Data records for software interfaces

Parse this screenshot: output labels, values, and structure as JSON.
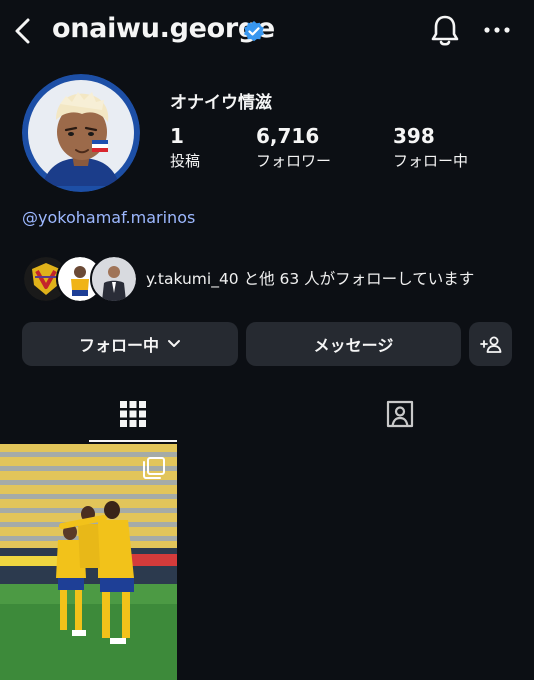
{
  "header": {
    "username": "onaiwu.george",
    "verified": true,
    "back_icon": "chevron-left-icon",
    "bell_icon": "bell-icon",
    "more_icon": "more-horizontal-icon"
  },
  "profile": {
    "full_name": "オナイウ情滋",
    "stats": [
      {
        "value": "1",
        "label": "投稿"
      },
      {
        "value": "6,716",
        "label": "フォロワー"
      },
      {
        "value": "398",
        "label": "フォロー中"
      }
    ],
    "link": "@yokohamaf.marinos",
    "followed_by": "y.takumi_40 と他 63 人がフォローしています"
  },
  "actions": {
    "following_label": "フォロー中",
    "message_label": "メッセージ",
    "add_user_icon": "add-person-icon"
  },
  "tabs": [
    {
      "icon": "grid-icon",
      "active": true
    },
    {
      "icon": "tagged-icon",
      "active": false
    }
  ],
  "colors": {
    "background": "#0c0f14",
    "button": "#262a31",
    "link": "#9db8ff",
    "verified": "#3897f0"
  }
}
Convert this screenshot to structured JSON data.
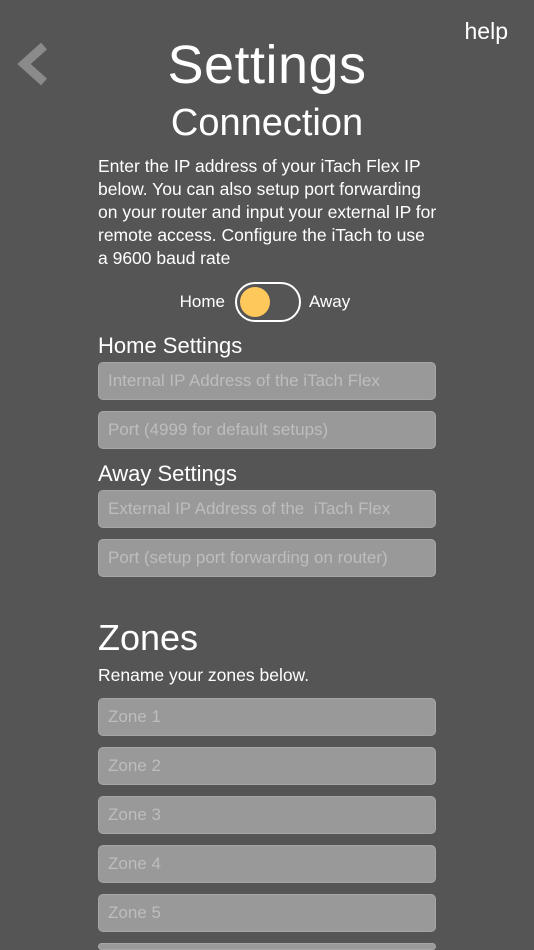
{
  "header": {
    "title": "Settings",
    "help_label": "help"
  },
  "connection": {
    "subtitle": "Connection",
    "intro": "Enter the IP address of your iTach Flex IP below. You can also setup port forwarding on your router and input your external IP for remote access. Configure the iTach to use a 9600 baud rate",
    "toggle": {
      "left_label": "Home",
      "right_label": "Away",
      "selected": "Home"
    }
  },
  "home_settings": {
    "heading": "Home Settings",
    "ip_placeholder": "Internal IP Address of the iTach Flex",
    "port_placeholder": "Port (4999 for default setups)"
  },
  "away_settings": {
    "heading": "Away Settings",
    "ip_placeholder": "External IP Address of the  iTach Flex",
    "port_placeholder": "Port (setup port forwarding on router)"
  },
  "zones": {
    "heading": "Zones",
    "subtitle": "Rename your zones below.",
    "fields": [
      {
        "placeholder": "Zone 1"
      },
      {
        "placeholder": "Zone 2"
      },
      {
        "placeholder": "Zone 3"
      },
      {
        "placeholder": "Zone 4"
      },
      {
        "placeholder": "Zone 5"
      },
      {
        "placeholder": ""
      }
    ]
  },
  "colors": {
    "background": "#555555",
    "field_background": "#999999",
    "accent": "#ffc85a",
    "text": "#ffffff"
  },
  "icons": {
    "back": "chevron-left-icon"
  }
}
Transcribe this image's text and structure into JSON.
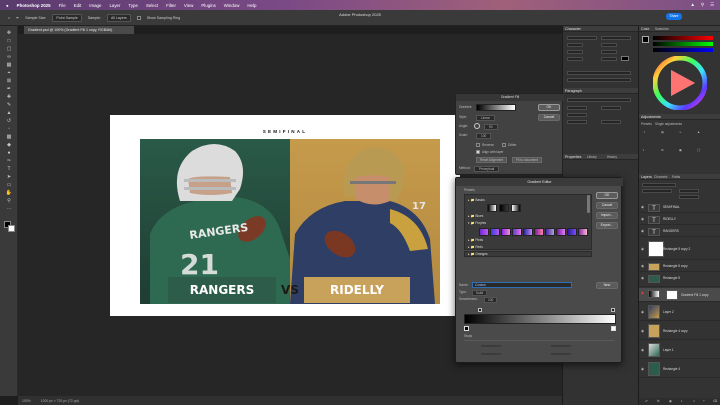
{
  "menubar": {
    "apple": "",
    "app_name": "Photoshop 2025",
    "items": [
      "File",
      "Edit",
      "Image",
      "Layer",
      "Type",
      "Select",
      "Filter",
      "View",
      "Plugins",
      "Window",
      "Help"
    ]
  },
  "window_title": "Adobe Photoshop 2025",
  "options": {
    "sample_label": "Sample Size:",
    "sample_value": "Point Sample",
    "sample2_label": "Sample:",
    "sample2_value": "All Layers",
    "ring_label": "Show Sampling Ring",
    "share_label": "Share"
  },
  "document_tab": "Gradient.psd @ 100% (Gradient Fill 1 copy, RGB/8#)",
  "artboard": {
    "semifinal": "SEMIFINAL",
    "team_left": "RANGERS",
    "vs": "VS",
    "team_right": "RIDELLY",
    "jersey_left_number": "21",
    "jersey_left_word": "RANGERS",
    "jersey_right_number": "17"
  },
  "status": {
    "zoom": "100%",
    "doc_size": "1200 px × 720 px (72 ppi)"
  },
  "panels": {
    "character_title": "Character",
    "paragraph_title": "Paragraph",
    "properties_title": "Properties",
    "library_title": "Library",
    "history_title": "History",
    "color_title": "Color",
    "swatches_title": "Swatches",
    "adjustments_title": "Adjustments",
    "presets_tab": "Presets",
    "single_adjust_tab": "Single adjustments",
    "adjust_items": [
      "Brightness/Contrast",
      "Levels",
      "Curves",
      "Exposure",
      "Hue/Saturation",
      "Color Balance",
      "Black & White",
      "Photo Filter"
    ],
    "layers_tab": "Layers",
    "channels_tab": "Channels",
    "paths_tab": "Paths"
  },
  "layers": [
    {
      "name": "SEMIFINAL",
      "type": "text"
    },
    {
      "name": "RIDELLY",
      "type": "text"
    },
    {
      "name": "RANGERS",
      "type": "text"
    },
    {
      "name": "Rectangle 5 copy 2",
      "type": "shape"
    },
    {
      "name": "Rectangle 5 copy",
      "type": "shape"
    },
    {
      "name": "Rectangle 5",
      "type": "shape"
    },
    {
      "name": "Gradient Fill 1 copy",
      "type": "fill",
      "selected": true
    },
    {
      "name": "Layer 2",
      "type": "image"
    },
    {
      "name": "Rectangle 4 copy",
      "type": "shape"
    },
    {
      "name": "Layer 1",
      "type": "image"
    },
    {
      "name": "Rectangle 4",
      "type": "shape"
    }
  ],
  "gradient_fill": {
    "title": "Gradient Fill",
    "gradient_label": "Gradient:",
    "style_label": "Style:",
    "style_value": "Linear",
    "angle_label": "Angle:",
    "angle_value": "90",
    "scale_label": "Scale:",
    "scale_value": "100",
    "reverse_label": "Reverse",
    "dither_label": "Dither",
    "align_label": "Align with layer",
    "reset_label": "Reset Alignment",
    "fit_label": "Fit to document",
    "method_label": "Method:",
    "method_value": "Perceptual",
    "ok": "OK",
    "cancel": "Cancel"
  },
  "gradient_editor": {
    "title": "Gradient Editor",
    "presets_label": "Presets",
    "folders": [
      "Basics",
      "Blues",
      "Purples",
      "Pinks",
      "Reds",
      "Oranges"
    ],
    "ok": "OK",
    "cancel": "Cancel",
    "import": "Import...",
    "export": "Export...",
    "name_label": "Name:",
    "name_value": "Custom",
    "new_label": "New",
    "type_label": "Type:",
    "type_value": "Solid",
    "smooth_label": "Smoothness:",
    "smooth_value": "100",
    "stops_label": "Stops"
  },
  "colors": {
    "accent": "#1473e6",
    "green_team": "#2d5c4b",
    "gold_team": "#c8a15a"
  }
}
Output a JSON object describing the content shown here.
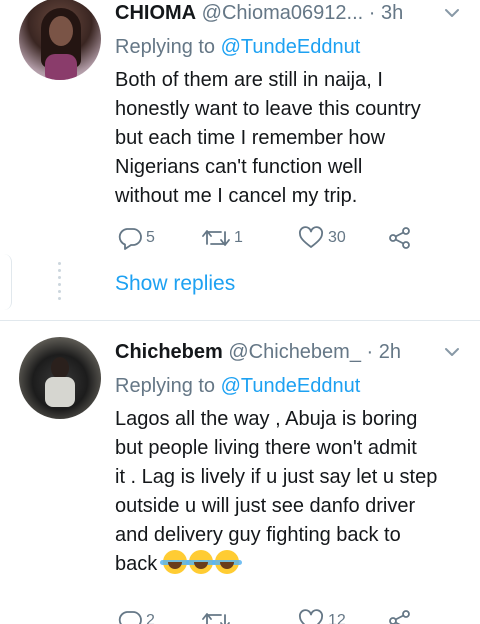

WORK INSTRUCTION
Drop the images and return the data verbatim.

SOLUTION FOR THIS TASK
Parse this screenshot: output labels, values, and structure as JSON.
{
  "header": {
    "username": "onaiwu.george",
    "verified": true,
    "back_icon": "chevron-left-icon",
    "bell_icon": "bell-icon",
    "more_icon": "more-horizontal-icon"
  },
  "profile": {
    "full_name": "オナイウ情滋",
    "stats": [
      {
        "value": "1",
        "label": "投稿"
      },
      {
        "value": "6,716",
        "label": "フォロワー"
      },
      {
        "value": "398",
        "label": "フォロー中"
      }
    ],
    "link": "@yokohamaf.marinos",
    "followed_by": "y.takumi_40 と他 63 人がフォローしています"
  },
  "actions": {
    "following_label": "フォロー中",
    "message_label": "メッセージ",
    "add_user_icon": "add-person-icon"
  },
  "tabs": [
    {
      "icon": "grid-icon",
      "active": true
    },
    {
      "icon": "tagged-icon",
      "active": false
    }
  ],
  "colors": {
    "background": "#0c0f14",
    "button": "#262a31",
    "link": "#9db8ff",
    "verified": "#3897f0"
  }
}
Convert this screenshot to structured JSON data.
{
  "header": {
    "title": "Settings",
    "help_label": "help"
  },
  "connection": {
    "subtitle": "Connection",
    "intro": "Enter the IP address of your iTach Flex IP below. You can also setup port forwarding on your router and input your external IP for remote access. Configure the iTach to use a 9600 baud rate",
    "toggle": {
      "left_label": "Home",
      "right_label": "Away",
      "selected": "Home"
    }
  },
  "home_settings": {
    "heading": "Home Settings",
    "ip_placeholder": "Internal IP Address of the iTach Flex",
    "port_placeholder": "Port (4999 for default setups)"
  },
  "away_settings": {
    "heading": "Away Settings",
    "ip_placeholder": "External IP Address of the  iTach Flex",
    "port_placeholder": "Port (setup port forwarding on router)"
  },
  "zones": {
    "heading": "Zones",
    "subtitle": "Rename your zones below.",
    "fields": [
      {
        "placeholder": "Zone 1"
      },
      {
        "placeholder": "Zone 2"
      },
      {
        "placeholder": "Zone 3"
      },
      {
        "placeholder": "Zone 4"
      },
      {
        "placeholder": "Zone 5"
      },
      {
        "placeholder": ""
      }
    ]
  },
  "colors": {
    "background": "#555555",
    "field_background": "#999999",
    "accent": "#ffc85a",
    "text": "#ffffff"
  },
  "icons": {
    "back": "chevron-left-icon"
  }
}
Transcribe this image's text and structure into JSON.
{
  "menubar": {
    "apple": "",
    "app_name": "Photoshop 2025",
    "items": [
      "File",
      "Edit",
      "Image",
      "Layer",
      "Type",
      "Select",
      "Filter",
      "View",
      "Plugins",
      "Window",
      "Help"
    ]
  },
  "window_title": "Adobe Photoshop 2025",
  "options": {
    "sample_label": "Sample Size:",
    "sample_value": "Point Sample",
    "sample2_label": "Sample:",
    "sample2_value": "All Layers",
    "ring_label": "Show Sampling Ring",
    "share_label": "Share"
  },
  "document_tab": "Gradient.psd @ 100% (Gradient Fill 1 copy, RGB/8#)",
  "artboard": {
    "semifinal": "SEMIFINAL",
    "team_left": "RANGERS",
    "vs": "VS",
    "team_right": "RIDELLY",
    "jersey_left_number": "21",
    "jersey_left_word": "RANGERS",
    "jersey_right_number": "17"
  },
  "status": {
    "zoom": "100%",
    "doc_size": "1200 px × 720 px (72 ppi)"
  },
  "panels": {
    "character_title": "Character",
    "paragraph_title": "Paragraph",
    "properties_title": "Properties",
    "library_title": "Library",
    "history_title": "History",
    "color_title": "Color",
    "swatches_title": "Swatches",
    "adjustments_title": "Adjustments",
    "presets_tab": "Presets",
    "single_adjust_tab": "Single adjustments",
    "adjust_items": [
      "Brightness/Contrast",
      "Levels",
      "Curves",
      "Exposure",
      "Hue/Saturation",
      "Color Balance",
      "Black & White",
      "Photo Filter"
    ],
    "layers_tab": "Layers",
    "channels_tab": "Channels",
    "paths_tab": "Paths"
  },
  "layers": [
    {
      "name": "SEMIFINAL",
      "type": "text"
    },
    {
      "name": "RIDELLY",
      "type": "text"
    },
    {
      "name": "RANGERS",
      "type": "text"
    },
    {
      "name": "Rectangle 5 copy 2",
      "type": "shape"
    },
    {
      "name": "Rectangle 5 copy",
      "type": "shape"
    },
    {
      "name": "Rectangle 5",
      "type": "shape"
    },
    {
      "name": "Gradient Fill 1 copy",
      "type": "fill",
      "selected": true
    },
    {
      "name": "Layer 2",
      "type": "image"
    },
    {
      "name": "Rectangle 4 copy",
      "type": "shape"
    },
    {
      "name": "Layer 1",
      "type": "image"
    },
    {
      "name": "Rectangle 4",
      "type": "shape"
    }
  ],
  "gradient_fill": {
    "title": "Gradient Fill",
    "gradient_label": "Gradient:",
    "style_label": "Style:",
    "style_value": "Linear",
    "angle_label": "Angle:",
    "angle_value": "90",
    "scale_label": "Scale:",
    "scale_value": "100",
    "reverse_label": "Reverse",
    "dither_label": "Dither",
    "align_label": "Align with layer",
    "reset_label": "Reset Alignment",
    "fit_label": "Fit to document",
    "method_label": "Method:",
    "method_value": "Perceptual",
    "ok": "OK",
    "cancel": "Cancel"
  },
  "gradient_editor": {
    "title": "Gradient Editor",
    "presets_label": "Presets",
    "folders": [
      "Basics",
      "Blues",
      "Purples",
      "Pinks",
      "Reds",
      "Oranges"
    ],
    "ok": "OK",
    "cancel": "Cancel",
    "import": "Import...",
    "export": "Export...",
    "name_label": "Name:",
    "name_value": "Custom",
    "new_label": "New",
    "type_label": "Type:",
    "type_value": "Solid",
    "smooth_label": "Smoothness:",
    "smooth_value": "100",
    "stops_label": "Stops"
  },
  "colors": {
    "accent": "#1473e6",
    "green_team": "#2d5c4b",
    "gold_team": "#c8a15a"
  }
}
Output a JSON object describing the content shown here.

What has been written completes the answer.